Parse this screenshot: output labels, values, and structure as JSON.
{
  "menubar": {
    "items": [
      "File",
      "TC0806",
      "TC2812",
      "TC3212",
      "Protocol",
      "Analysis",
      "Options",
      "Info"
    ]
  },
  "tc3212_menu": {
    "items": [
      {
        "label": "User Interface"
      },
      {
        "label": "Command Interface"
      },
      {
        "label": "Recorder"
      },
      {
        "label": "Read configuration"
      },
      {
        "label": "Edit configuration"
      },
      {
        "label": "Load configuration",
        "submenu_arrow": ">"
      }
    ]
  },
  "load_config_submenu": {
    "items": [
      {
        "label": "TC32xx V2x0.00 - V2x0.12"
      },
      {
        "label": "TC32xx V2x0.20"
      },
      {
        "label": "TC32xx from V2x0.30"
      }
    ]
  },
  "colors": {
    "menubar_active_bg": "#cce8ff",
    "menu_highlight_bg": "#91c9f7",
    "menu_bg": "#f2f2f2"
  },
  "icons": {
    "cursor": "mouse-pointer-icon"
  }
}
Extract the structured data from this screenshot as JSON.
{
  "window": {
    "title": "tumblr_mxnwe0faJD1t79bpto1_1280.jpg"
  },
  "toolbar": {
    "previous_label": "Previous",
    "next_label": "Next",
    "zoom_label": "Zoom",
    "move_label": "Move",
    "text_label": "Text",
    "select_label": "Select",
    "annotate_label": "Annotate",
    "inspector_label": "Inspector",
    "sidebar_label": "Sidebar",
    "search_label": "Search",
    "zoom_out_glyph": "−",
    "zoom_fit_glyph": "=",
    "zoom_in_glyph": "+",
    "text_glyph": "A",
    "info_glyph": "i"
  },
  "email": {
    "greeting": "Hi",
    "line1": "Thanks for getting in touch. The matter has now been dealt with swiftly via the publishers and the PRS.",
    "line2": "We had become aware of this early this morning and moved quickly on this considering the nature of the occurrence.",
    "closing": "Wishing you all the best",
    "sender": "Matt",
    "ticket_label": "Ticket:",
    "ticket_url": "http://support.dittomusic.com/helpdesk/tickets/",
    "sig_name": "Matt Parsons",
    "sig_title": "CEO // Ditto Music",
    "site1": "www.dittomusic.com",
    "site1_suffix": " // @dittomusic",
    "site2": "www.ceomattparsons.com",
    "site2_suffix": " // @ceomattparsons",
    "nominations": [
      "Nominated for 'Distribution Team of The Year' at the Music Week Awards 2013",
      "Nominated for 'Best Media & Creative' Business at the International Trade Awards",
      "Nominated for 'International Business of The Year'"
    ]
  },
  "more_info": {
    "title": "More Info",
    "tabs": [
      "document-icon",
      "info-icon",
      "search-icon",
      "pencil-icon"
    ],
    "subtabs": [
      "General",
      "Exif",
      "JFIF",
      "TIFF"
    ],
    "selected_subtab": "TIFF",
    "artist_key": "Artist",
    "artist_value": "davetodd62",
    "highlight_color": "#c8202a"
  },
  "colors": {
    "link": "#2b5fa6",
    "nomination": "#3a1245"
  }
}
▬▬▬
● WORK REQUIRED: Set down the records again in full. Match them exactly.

● COMPLETED EXERCISE:
Parse this screenshot: output labels, values, and structure as JSON.
{
  "menubar": {
    "items": [
      "File",
      "TC0806",
      "TC2812",
      "TC3212",
      "Protocol",
      "Analysis",
      "Options",
      "Info"
    ]
  },
  "tc3212_menu": {
    "items": [
      {
        "label": "User Interface"
      },
      {
        "label": "Command Interface"
      },
      {
        "label": "Recorder"
      },
      {
        "label": "Read configuration"
      },
      {
        "label": "Edit configuration"
      },
      {
        "label": "Load configuration",
        "submenu_arrow": ">"
      }
    ]
  },
  "load_config_submenu": {
    "items": [
      {
        "label": "TC32xx V2x0.00 - V2x0.12"
      },
      {
        "label": "TC32xx V2x0.20"
      },
      {
        "label": "TC32xx from V2x0.30"
      }
    ]
  },
  "colors": {
    "menubar_active_bg": "#cce8ff",
    "menu_highlight_bg": "#91c9f7",
    "menu_bg": "#f2f2f2"
  },
  "icons": {
    "cursor": "mouse-pointer-icon"
  }
}
Extract the structured data from this screenshot as JSON.
{
  "window": {
    "title": "tumblr_mxnwe0faJD1t79bpto1_1280.jpg"
  },
  "toolbar": {
    "previous_label": "Previous",
    "next_label": "Next",
    "zoom_label": "Zoom",
    "move_label": "Move",
    "text_label": "Text",
    "select_label": "Select",
    "annotate_label": "Annotate",
    "inspector_label": "Inspector",
    "sidebar_label": "Sidebar",
    "search_label": "Search",
    "zoom_out_glyph": "−",
    "zoom_fit_glyph": "=",
    "zoom_in_glyph": "+",
    "text_glyph": "A",
    "info_glyph": "i"
  },
  "email": {
    "greeting": "Hi",
    "line1": "Thanks for getting in touch. The matter has now been dealt with swiftly via the publishers and the PRS.",
    "line2": "We had become aware of this early this morning and moved quickly on this considering the nature of the occurrence.",
    "closing": "Wishing you all the best",
    "sender": "Matt",
    "ticket_label": "Ticket:",
    "ticket_url": "http://support.dittomusic.com/helpdesk/tickets/",
    "sig_name": "Matt Parsons",
    "sig_title": "CEO // Ditto Music",
    "site1": "www.dittomusic.com",
    "site1_suffix": " // @dittomusic",
    "site2": "www.ceomattparsons.com",
    "site2_suffix": " // @ceomattparsons",
    "nominations": [
      "Nominated for 'Distribution Team of The Year' at the Music Week Awards 2013",
      "Nominated for 'Best Media & Creative' Business at the International Trade Awards",
      "Nominated for 'International Business of The Year'"
    ]
  },
  "more_info": {
    "title": "More Info",
    "tabs": [
      "document-icon",
      "info-icon",
      "search-icon",
      "pencil-icon"
    ],
    "subtabs": [
      "General",
      "Exif",
      "JFIF",
      "TIFF"
    ],
    "selected_subtab": "TIFF",
    "artist_key": "Artist",
    "artist_value": "davetodd62",
    "highlight_color": "#c8202a"
  },
  "colors": {
    "link": "#2b5fa6",
    "nomination": "#3a1245"
  }
}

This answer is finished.